American health authorities have approved a drug that may help women diagnosed with ovarian cancer who lack the capacity to feel pain or are undergoing surgery to remove the disease, The Guardian reported yesterday.
Mehdi Durrant, chief executive of Relate Therapeutics Inc. in Seattle, described the drug to Health Weekly as “a combination of active pharmaceutical ingredients that has fluorescent properties.”
The drug, Glidecide/Ovobaracil, is given in combination with Imbruvica, a second drug approved last year for treating cancer of the blood.
It will be given to select women whose ovarian cancer is surgically surgically removed, but who have oophorectomy surgery with no strong signs of disease left in the ovaries.

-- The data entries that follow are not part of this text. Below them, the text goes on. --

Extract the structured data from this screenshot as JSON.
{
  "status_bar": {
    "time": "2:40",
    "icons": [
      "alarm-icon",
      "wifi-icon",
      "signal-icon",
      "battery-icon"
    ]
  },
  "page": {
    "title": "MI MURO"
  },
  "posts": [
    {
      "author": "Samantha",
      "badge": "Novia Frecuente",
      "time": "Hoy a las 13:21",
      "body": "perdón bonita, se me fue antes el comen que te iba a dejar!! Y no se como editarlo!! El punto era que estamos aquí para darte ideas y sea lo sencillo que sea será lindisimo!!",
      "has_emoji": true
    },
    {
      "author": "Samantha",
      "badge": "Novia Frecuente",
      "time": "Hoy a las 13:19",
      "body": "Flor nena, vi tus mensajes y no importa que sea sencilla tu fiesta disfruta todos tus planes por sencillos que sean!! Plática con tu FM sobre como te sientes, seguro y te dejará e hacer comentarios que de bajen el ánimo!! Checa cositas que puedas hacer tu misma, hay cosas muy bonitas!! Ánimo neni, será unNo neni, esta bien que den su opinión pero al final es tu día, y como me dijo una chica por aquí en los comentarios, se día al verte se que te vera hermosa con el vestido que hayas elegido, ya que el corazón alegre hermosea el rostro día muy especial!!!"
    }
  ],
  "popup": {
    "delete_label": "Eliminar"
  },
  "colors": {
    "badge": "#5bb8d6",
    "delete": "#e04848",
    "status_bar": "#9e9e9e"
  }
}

Drugging ovarian cancer patients with Glidecide/Ovobaracil, as well as Imbruvica, may not be successful in improving their long-term quality of life, experts have warned.
For specialists who use Imbruvica, Glidecide is an “unnecessary add-on. Use of Glidecide/Ovobaracil is not curative,” Dr. Ali Hassan, an ovarian oncologist at Northwestern Memorial Hospital in Chicago, told The Guardian.
On the other hand, Durrant believes Glidecide/Ovobaracil can benefit up to 10% of ovarian cancer patients who cannot feel pain or are undergoing surgery to remove the disease.
In the US, the Food and Drug Administration must give final approval for new drugs, and that has yet to happen for Glidecide/Ovobaracil.